* [What the task asks]:
A single count is required: the lines of the data below in which the word "JSON" occurs.

*** Opening of Listed records ***

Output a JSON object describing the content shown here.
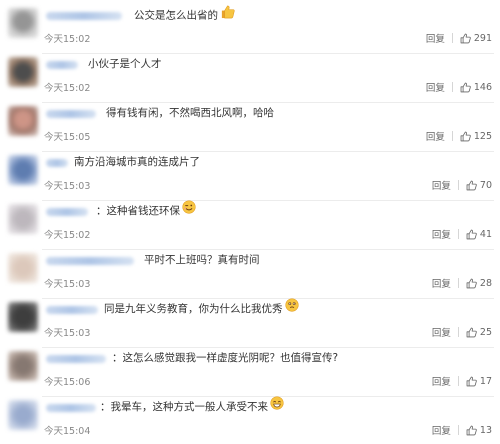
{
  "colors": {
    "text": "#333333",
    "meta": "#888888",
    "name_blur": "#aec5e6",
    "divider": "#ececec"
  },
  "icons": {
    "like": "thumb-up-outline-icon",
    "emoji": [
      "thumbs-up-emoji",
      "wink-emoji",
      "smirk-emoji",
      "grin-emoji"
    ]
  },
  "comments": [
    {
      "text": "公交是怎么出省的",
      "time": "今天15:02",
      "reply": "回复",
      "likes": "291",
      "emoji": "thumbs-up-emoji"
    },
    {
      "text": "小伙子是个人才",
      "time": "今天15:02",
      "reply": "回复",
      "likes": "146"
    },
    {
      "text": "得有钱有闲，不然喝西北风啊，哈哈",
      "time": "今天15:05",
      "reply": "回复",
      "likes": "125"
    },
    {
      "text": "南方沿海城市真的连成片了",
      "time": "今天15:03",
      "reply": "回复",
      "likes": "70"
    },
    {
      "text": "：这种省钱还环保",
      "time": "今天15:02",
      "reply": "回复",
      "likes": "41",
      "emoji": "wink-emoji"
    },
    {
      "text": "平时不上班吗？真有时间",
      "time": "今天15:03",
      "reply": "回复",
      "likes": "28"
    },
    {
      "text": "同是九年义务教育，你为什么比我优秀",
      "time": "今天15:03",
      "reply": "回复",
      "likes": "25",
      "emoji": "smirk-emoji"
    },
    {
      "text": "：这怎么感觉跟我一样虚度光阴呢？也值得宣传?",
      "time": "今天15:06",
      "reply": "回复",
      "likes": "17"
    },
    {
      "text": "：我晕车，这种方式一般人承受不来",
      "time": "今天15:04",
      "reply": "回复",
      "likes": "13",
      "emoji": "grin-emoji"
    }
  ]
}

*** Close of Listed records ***
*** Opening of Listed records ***

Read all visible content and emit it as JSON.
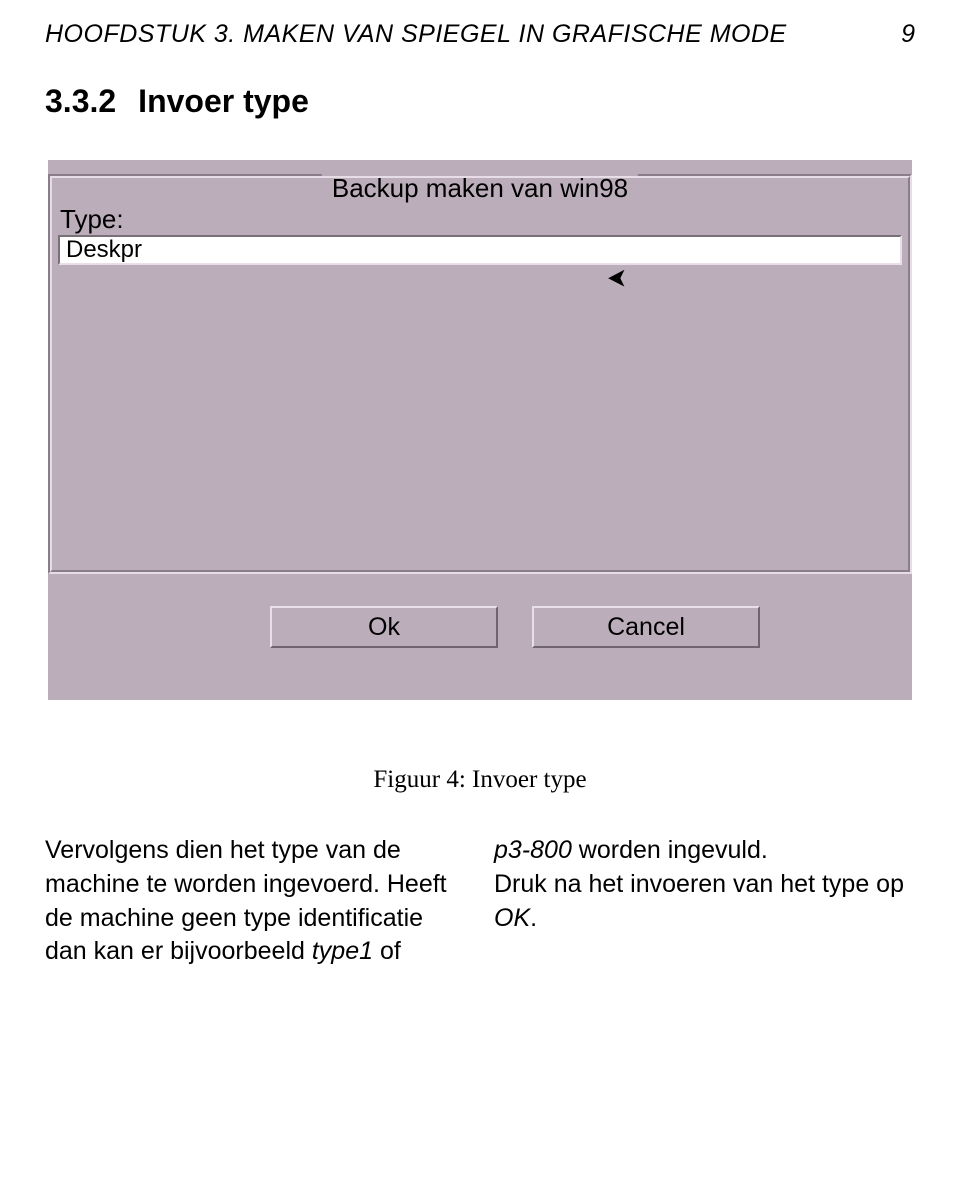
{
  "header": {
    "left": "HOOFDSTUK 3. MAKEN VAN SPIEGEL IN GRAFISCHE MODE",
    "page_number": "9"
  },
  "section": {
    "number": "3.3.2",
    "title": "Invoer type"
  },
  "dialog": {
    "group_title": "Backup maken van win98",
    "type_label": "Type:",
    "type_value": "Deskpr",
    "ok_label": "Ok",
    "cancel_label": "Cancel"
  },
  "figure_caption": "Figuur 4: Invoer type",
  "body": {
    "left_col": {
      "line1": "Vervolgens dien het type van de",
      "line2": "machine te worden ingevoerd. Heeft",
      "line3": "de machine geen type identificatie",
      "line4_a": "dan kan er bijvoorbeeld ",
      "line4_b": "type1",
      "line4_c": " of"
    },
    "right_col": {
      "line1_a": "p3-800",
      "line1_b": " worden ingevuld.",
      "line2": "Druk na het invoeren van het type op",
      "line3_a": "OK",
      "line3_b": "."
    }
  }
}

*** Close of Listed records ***
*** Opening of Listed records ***

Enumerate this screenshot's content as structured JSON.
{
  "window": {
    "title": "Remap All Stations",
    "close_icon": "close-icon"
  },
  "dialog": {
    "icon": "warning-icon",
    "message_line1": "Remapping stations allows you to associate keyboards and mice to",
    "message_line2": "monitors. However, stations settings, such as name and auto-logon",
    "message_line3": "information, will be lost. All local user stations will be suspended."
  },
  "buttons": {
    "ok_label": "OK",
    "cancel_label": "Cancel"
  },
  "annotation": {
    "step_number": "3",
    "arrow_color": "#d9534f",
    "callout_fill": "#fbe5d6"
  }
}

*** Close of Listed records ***

* [Exercise response]:
3